7 May 2020
Myths about public health spending
- The coronavirus outbreak in Britain has raised questions about the use of public health resources and about the costs and benefits of the ‘lockdown’. It has been argued that the government’s response to the epidemic was weakened by cuts to the public health budget. It is widely believed that spending on public health saves money in the long term by reducing future healthcare costs.
- In 2018/19, Public Health England had a budget of £4 billion, of which £3.13 billion was given to local authorities as ring-fenced grants. Like-for like public health spending by local authorities fell by 17 per cent between 2014/15 and 2018/19, but this has little bearing on the government’s response to COVID-19 because the responsibility for dealing with such epidemics lies with Public Health England and the NHS.

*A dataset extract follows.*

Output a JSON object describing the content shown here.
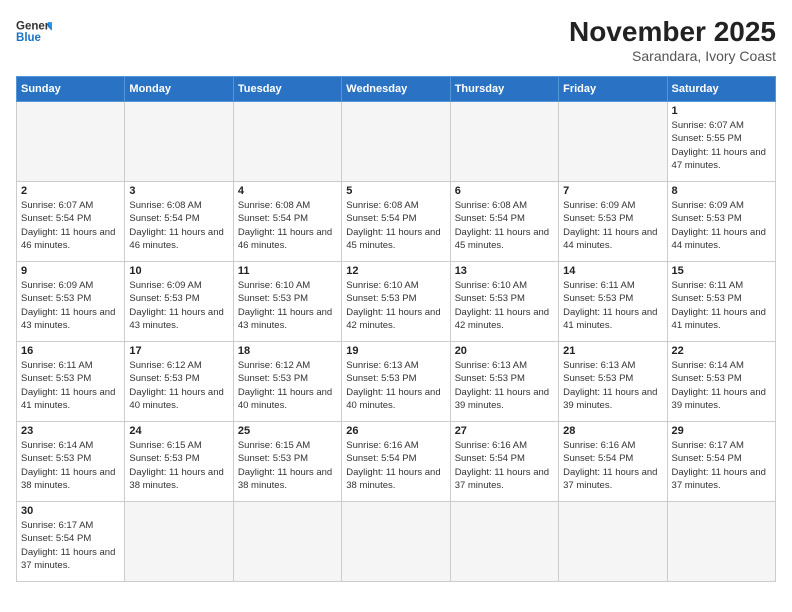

- There has been no cut in Public Health England’s budget for infectious disease prevention. On the contrary, between 2014/15 and 2018/19, PHE’s budget for ‘protection from infectious diseases’ rose from £52 million to £86.9 million.
- Cutting the public health budget has been described as a ‘false economy’, with a study published in 2017 claiming that ‘most public health interventions are substantially cost saving’. The study reported that public health measures, on average, produce a return on investment of 14.3 (‘implying a cash return of 1430%’). This is a misrepresentation. Most public health interventions are cost-effective if a quality-adjusted year of life is valued at £20,000, but less than 20 per cent of interventions save money or produce a cash return.
- More than a third of public health interventions would not be approved if they were NHS treatments because they are not cost-effective. Moreover, public health interventions provided by local authorities are less cost-effective, on average, than conventional healthcare.
- If public health authorities are rational and led by the evidence, they will spend money on the most cost-effective interventions in the first instance and see diminishing marginal returns as spending is extended to less cost-effective measures. A point must eventually be reached when it becomes more efficient to spend on conventional healthcare.
- Claims about cost-effectiveness are more tenuous when interventions deprive individuals of intangible benefits. If people understand the health risks of pleasurable activities, such as drinking and smoking, they will price in the intangible costs of poorer health. If the state uses coercion to make them abandon such activities, they will lose thousands of pounds’ worth of intangible benefits. Quantifying the social value of pleasure is as legitimate as calculating the social value of a life year, but only the latter is included in most public health cost-benefit analyses. If lost benefits were included, the overall cost-effectiveness of public health spending would be reduced.
- It is not possible to tell from the available data whether England’s public health budget is too small, too large or about right, but many of the arguments made for increased spending on public health are based on a misunderstanding of economics.